It's a timeless scene: a man in a suit masterfully navigates the ivory keys of a Mason & Hamlin grand piano on a small stage, its Plexiglas lid illuminating the hammers as they delicately pad along the strings. On stools gathered around the instrument, a couple dines on braised filet mignon, and a bit farther back in the softly lit, intimate venue, a waiter carries a tray of gourmet cocktails. Every night, Ivories Jazz Lounge & Restaurant sets the stage for world-class jazz players and the culinary stylings of chef and occasional ice sculptor Art Trafton. The menu is loaded with supper-club classics such as beef au poivre, mixed grille, and a diverse selection of pastas. The bar stirs up similarly comforting signature drinks, among them the alpine with peppermint schnapps, whipped cream, and hot cocoa. Around dusk, ensembles that often include founder and master pianist Jim Templeton take to the stage with a blend of improvisation and standards. Nightly events range from jazz collectives to blues players, and occasionally depart from the jazz-club template to feature standup, poetry, and workshops on topics ranging from music to jazz-style stage-diving etiquette.
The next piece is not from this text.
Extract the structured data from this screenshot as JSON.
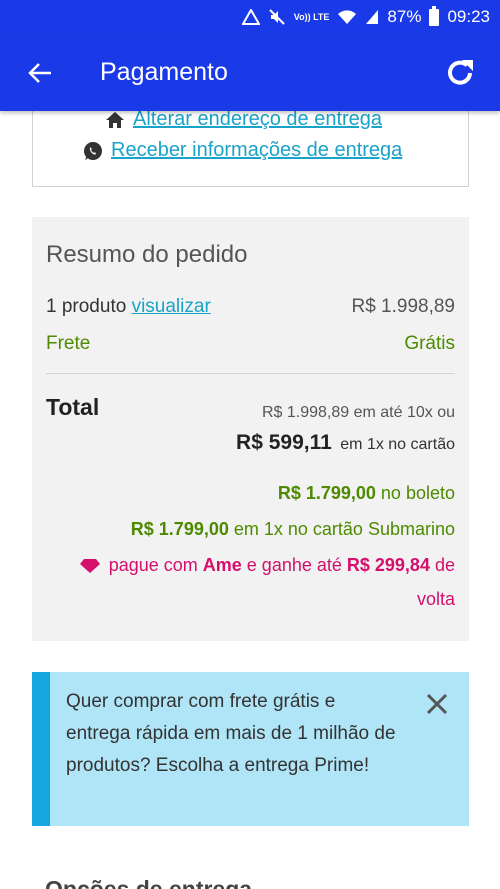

Portland Columbia Symphony Orchestra satiates culture-hungry eardrums with creative, conceptual concerts studded with guest string-stars from across the country. The British Influence adheres to its name, focusing on three non-British composers—Romantic-era maestro Felix Mendelssohn, German composer Max Bruch, and 20th-century Australian pianist Percy Grainger—that were inspired to orchestrate masterful works after brushes with the landscapes, traditions, or culture of England, Ireland, and Scotland. Accomplished violinist and Portland native JiYun Jeong joins the symphony once again, helping to weave a tapestry of royal reminiscence on Bruch’s Violin Concerto no. 1 in G Minor.